REQUIREMENT: Every record here needs to be retyped exactly.

== DATASET RECORDS

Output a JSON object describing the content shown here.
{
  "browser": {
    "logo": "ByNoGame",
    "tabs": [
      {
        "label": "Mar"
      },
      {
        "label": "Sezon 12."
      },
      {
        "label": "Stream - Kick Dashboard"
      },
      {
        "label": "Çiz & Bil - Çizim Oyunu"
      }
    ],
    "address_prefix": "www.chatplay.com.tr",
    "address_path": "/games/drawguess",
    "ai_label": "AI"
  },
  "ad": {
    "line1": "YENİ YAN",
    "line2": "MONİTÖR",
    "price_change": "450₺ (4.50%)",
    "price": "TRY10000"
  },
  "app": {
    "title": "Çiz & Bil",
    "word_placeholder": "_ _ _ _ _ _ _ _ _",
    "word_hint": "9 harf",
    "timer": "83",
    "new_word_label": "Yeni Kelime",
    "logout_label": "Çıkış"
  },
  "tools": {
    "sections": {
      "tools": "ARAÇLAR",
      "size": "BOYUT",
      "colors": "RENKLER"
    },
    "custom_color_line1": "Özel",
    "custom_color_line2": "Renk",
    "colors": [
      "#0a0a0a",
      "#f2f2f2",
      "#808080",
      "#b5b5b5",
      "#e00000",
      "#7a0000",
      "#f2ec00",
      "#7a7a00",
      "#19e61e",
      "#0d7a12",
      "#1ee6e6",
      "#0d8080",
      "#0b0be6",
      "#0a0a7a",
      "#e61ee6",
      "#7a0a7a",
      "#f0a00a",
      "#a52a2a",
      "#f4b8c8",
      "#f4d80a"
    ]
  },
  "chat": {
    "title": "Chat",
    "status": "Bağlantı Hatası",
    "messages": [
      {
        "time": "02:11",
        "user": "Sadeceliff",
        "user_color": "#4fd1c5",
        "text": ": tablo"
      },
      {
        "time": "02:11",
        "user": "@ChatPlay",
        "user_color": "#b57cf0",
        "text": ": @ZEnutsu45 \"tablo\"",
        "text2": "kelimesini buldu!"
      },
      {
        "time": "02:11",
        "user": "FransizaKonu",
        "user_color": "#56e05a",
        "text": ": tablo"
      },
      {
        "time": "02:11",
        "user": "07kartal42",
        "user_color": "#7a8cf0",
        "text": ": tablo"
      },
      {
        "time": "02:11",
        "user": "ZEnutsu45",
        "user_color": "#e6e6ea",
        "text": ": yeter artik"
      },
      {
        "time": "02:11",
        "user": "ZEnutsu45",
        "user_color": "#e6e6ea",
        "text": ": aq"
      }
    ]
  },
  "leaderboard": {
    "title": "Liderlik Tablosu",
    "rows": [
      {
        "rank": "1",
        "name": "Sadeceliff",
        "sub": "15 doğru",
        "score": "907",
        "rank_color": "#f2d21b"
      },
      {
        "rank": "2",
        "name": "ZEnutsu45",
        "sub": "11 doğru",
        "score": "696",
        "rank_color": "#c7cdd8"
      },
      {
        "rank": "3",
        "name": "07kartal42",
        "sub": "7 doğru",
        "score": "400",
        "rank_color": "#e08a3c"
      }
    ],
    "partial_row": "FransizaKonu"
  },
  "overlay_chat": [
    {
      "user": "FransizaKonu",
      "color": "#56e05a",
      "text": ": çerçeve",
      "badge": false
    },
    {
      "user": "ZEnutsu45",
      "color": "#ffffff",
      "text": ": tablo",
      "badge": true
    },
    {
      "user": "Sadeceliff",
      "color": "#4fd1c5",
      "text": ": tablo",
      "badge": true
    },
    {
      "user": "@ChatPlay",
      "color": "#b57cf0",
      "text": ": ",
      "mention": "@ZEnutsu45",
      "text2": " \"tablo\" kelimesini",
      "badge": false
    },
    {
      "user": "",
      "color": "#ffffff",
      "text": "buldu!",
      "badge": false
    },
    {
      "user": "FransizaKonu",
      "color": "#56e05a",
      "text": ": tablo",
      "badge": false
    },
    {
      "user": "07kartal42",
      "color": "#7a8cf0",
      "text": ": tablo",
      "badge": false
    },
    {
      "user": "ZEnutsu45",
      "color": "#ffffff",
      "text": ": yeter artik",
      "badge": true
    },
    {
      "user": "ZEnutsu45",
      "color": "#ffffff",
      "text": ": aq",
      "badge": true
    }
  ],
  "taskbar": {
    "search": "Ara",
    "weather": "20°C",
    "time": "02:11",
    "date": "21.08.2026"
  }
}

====

SOLVED EXERCISE:
Output a JSON object describing the content shown here.
{
  "browser": {
    "logo": "ByNoGame",
    "tabs": [
      {
        "label": "Mar"
      },
      {
        "label": "Sezon 12."
      },
      {
        "label": "Stream - Kick Dashboard"
      },
      {
        "label": "Çiz & Bil - Çizim Oyunu"
      }
    ],
    "address_prefix": "www.chatplay.com.tr",
    "address_path": "/games/drawguess",
    "ai_label": "AI"
  },
  "ad": {
    "line1": "YENİ YAN",
    "line2": "MONİTÖR",
    "price_change": "450₺ (4.50%)",
    "price": "TRY10000"
  },
  "app": {
    "title": "Çiz & Bil",
    "word_placeholder": "_ _ _ _ _ _ _ _ _",
    "word_hint": "9 harf",
    "timer": "83",
    "new_word_label": "Yeni Kelime",
    "logout_label": "Çıkış"
  },
  "tools": {
    "sections": {
      "tools": "ARAÇLAR",
      "size": "BOYUT",
      "colors": "RENKLER"
    },
    "custom_color_line1": "Özel",
    "custom_color_line2": "Renk",
    "colors": [
      "#0a0a0a",
      "#f2f2f2",
      "#808080",
      "#b5b5b5",
      "#e00000",
      "#7a0000",
      "#f2ec00",
      "#7a7a00",
      "#19e61e",
      "#0d7a12",
      "#1ee6e6",
      "#0d8080",
      "#0b0be6",
      "#0a0a7a",
      "#e61ee6",
      "#7a0a7a",
      "#f0a00a",
      "#a52a2a",
      "#f4b8c8",
      "#f4d80a"
    ]
  },
  "chat": {
    "title": "Chat",
    "status": "Bağlantı Hatası",
    "messages": [
      {
        "time": "02:11",
        "user": "Sadeceliff",
        "user_color": "#4fd1c5",
        "text": ": tablo"
      },
      {
        "time": "02:11",
        "user": "@ChatPlay",
        "user_color": "#b57cf0",
        "text": ": @ZEnutsu45 \"tablo\"",
        "text2": "kelimesini buldu!"
      },
      {
        "time": "02:11",
        "user": "FransizaKonu",
        "user_color": "#56e05a",
        "text": ": tablo"
      },
      {
        "time": "02:11",
        "user": "07kartal42",
        "user_color": "#7a8cf0",
        "text": ": tablo"
      },
      {
        "time": "02:11",
        "user": "ZEnutsu45",
        "user_color": "#e6e6ea",
        "text": ": yeter artik"
      },
      {
        "time": "02:11",
        "user": "ZEnutsu45",
        "user_color": "#e6e6ea",
        "text": ": aq"
      }
    ]
  },
  "leaderboard": {
    "title": "Liderlik Tablosu",
    "rows": [
      {
        "rank": "1",
        "name": "Sadeceliff",
        "sub": "15 doğru",
        "score": "907",
        "rank_color": "#f2d21b"
      },
      {
        "rank": "2",
        "name": "ZEnutsu45",
        "sub": "11 doğru",
        "score": "696",
        "rank_color": "#c7cdd8"
      },
      {
        "rank": "3",
        "name": "07kartal42",
        "sub": "7 doğru",
        "score": "400",
        "rank_color": "#e08a3c"
      }
    ],
    "partial_row": "FransizaKonu"
  },
  "overlay_chat": [
    {
      "user": "FransizaKonu",
      "color": "#56e05a",
      "text": ": çerçeve",
      "badge": false
    },
    {
      "user": "ZEnutsu45",
      "color": "#ffffff",
      "text": ": tablo",
      "badge": true
    },
    {
      "user": "Sadeceliff",
      "color": "#4fd1c5",
      "text": ": tablo",
      "badge": true
    },
    {
      "user": "@ChatPlay",
      "color": "#b57cf0",
      "text": ": ",
      "mention": "@ZEnutsu45",
      "text2": " \"tablo\" kelimesini",
      "badge": false
    },
    {
      "user": "",
      "color": "#ffffff",
      "text": "buldu!",
      "badge": false
    },
    {
      "user": "FransizaKonu",
      "color": "#56e05a",
      "text": ": tablo",
      "badge": false
    },
    {
      "user": "07kartal42",
      "color": "#7a8cf0",
      "text": ": tablo",
      "badge": false
    },
    {
      "user": "ZEnutsu45",
      "color": "#ffffff",
      "text": ": yeter artik",
      "badge": true
    },
    {
      "user": "ZEnutsu45",
      "color": "#ffffff",
      "text": ": aq",
      "badge": true
    }
  ],
  "taskbar": {
    "search": "Ara",
    "weather": "20°C",
    "time": "02:11",
    "date": "21.08.2026"
  }
}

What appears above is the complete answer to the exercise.